However, what was intended as a temporary measure became permanent. Both provinces are isolated from the social network. The United Nations defined the move an act which tramples the right of freedom of expression. “These restrictions – a UN reports affirms – must cease immediately and the government must guarantee in-depth, impartial and independent inquiry regarding all the accusations of violation of human rights perpetrated during and after the events of 1 October. The government must adopt efficacious measures to pursue and punish all those responsible for these acts of violation”. Condemnation of the violence came also from the African Union, the European Union and the United States of America.
In the face of tension in the English speaking regions the Catholic bishops of the province of Bamenda denounce ‘genocide’ and ‘ethnic cleansing’ on the part of the authorities. The local bishops point the finger at the government for in their opinion, “irresponsible use of firearms against disarmed civilians”. “Our people – the Bishops say – have been chased into their homes, some have been arrested, other mutilated and others still beaten to death. We voice our grief for the dead, for the sufferings of the wounded, for those who have lost their homes because of looting and torching and for those concerned about their loved ones who are dispersed or kidnapped”.

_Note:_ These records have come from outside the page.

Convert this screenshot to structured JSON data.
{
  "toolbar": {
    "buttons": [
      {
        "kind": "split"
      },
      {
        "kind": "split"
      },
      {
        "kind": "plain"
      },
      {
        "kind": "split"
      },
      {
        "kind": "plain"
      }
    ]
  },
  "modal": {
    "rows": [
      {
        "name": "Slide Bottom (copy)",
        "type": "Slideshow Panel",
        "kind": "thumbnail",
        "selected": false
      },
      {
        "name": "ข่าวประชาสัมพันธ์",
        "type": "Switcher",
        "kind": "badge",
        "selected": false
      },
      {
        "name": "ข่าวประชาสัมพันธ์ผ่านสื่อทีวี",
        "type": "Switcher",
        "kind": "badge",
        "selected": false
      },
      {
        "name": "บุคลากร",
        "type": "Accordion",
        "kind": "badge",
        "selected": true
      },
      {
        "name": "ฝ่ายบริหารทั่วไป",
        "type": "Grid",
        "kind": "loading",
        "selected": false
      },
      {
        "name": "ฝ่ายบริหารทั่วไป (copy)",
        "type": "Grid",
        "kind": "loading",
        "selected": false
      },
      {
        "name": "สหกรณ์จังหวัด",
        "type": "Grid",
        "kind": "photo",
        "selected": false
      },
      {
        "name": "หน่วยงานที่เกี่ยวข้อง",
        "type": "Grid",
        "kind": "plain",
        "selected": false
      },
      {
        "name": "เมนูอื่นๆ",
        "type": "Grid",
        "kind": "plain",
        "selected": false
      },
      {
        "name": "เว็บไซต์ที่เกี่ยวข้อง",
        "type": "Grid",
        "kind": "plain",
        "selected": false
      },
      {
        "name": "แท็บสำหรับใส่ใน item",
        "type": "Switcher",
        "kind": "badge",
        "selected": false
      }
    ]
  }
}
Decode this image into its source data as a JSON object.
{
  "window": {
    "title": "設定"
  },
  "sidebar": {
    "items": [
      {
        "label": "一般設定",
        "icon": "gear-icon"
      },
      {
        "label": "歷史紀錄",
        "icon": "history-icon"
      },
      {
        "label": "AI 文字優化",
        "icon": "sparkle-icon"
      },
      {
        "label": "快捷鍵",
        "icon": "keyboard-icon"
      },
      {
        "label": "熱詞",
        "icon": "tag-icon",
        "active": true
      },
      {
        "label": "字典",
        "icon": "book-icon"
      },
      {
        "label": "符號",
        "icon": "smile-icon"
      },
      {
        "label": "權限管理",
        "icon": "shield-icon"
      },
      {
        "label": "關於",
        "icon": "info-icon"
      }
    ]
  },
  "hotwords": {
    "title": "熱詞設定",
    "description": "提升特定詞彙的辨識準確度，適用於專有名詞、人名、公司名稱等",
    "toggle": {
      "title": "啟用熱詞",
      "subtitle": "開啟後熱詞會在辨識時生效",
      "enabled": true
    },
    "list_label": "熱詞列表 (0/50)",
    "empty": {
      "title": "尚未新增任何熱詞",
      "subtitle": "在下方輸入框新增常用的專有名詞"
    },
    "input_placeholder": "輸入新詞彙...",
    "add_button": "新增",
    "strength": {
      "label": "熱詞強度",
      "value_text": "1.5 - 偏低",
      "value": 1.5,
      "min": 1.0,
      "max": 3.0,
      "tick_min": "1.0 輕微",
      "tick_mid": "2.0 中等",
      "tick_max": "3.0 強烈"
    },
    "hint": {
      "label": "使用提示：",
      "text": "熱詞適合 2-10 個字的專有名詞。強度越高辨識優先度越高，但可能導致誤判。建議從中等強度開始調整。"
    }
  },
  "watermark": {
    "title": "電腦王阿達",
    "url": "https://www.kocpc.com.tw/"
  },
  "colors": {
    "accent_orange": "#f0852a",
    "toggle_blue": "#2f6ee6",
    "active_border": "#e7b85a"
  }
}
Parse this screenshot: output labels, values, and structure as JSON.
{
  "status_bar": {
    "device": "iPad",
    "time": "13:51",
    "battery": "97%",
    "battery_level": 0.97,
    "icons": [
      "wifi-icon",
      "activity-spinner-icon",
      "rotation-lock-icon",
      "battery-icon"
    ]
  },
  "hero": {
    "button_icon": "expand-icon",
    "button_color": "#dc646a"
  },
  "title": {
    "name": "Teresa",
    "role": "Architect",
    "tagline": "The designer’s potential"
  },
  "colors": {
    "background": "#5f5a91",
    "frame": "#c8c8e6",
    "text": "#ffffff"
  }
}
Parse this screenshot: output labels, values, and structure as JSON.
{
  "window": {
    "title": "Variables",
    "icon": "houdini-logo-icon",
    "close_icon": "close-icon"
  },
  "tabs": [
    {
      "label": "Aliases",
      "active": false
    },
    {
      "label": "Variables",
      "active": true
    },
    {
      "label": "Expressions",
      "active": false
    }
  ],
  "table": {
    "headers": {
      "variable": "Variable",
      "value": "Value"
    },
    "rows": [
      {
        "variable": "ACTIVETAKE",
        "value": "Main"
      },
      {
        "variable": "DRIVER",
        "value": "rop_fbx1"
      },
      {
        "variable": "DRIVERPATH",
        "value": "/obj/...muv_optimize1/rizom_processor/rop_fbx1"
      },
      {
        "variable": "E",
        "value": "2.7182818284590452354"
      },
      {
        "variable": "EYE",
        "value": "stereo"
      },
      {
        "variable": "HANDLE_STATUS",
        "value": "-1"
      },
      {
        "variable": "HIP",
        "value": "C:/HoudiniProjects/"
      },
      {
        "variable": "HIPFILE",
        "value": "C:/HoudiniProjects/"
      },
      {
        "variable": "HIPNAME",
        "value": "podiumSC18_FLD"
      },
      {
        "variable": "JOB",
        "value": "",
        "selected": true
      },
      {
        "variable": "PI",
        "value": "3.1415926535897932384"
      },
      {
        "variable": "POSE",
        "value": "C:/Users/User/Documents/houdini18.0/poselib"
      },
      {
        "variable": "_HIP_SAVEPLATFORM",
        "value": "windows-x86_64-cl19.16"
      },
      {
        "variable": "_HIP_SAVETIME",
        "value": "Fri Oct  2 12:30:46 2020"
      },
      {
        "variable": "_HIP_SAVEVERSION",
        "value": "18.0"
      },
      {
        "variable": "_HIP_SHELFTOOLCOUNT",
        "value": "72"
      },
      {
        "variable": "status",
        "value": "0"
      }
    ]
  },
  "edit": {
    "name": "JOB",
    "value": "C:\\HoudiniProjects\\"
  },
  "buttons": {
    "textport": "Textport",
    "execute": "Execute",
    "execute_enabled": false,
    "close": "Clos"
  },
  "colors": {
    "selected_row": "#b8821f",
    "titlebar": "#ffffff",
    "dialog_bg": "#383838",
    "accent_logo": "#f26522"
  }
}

Strong words are to be found also in a statement issued by the Catholic Bishops’ Conference of Cameroon. “No one has the right to kill – We denounce the violence used and we do so with all our energies”. However according to the Bishops of Cameroon, the solution is not secession, but instead greater attention for the diversity which exists in the country. « Cameroon – says archbishop Samuel Kleda of Duala – has a population of 23 million and some people want to create two different states. But many Cameroonians think this is not the solution. There is a situation of injustices which must be addressed by means of dialogue “.
According to Ludovic Lado, the solution to the crisis must be found in international dialogue with international mediation working for a decentralisation of the structures of government. «There is also need of a change of leadership –Lado observes -. The lengthy regime of Biya (35 anni) and its policies are part of the problem in the English speaking provinces. The solution, or part of it, could come from resignation at the end of the mandate (2018). Free elections could favour a renewal of the political class. If he clings to his position, there is a risk of greater tension and more violence ».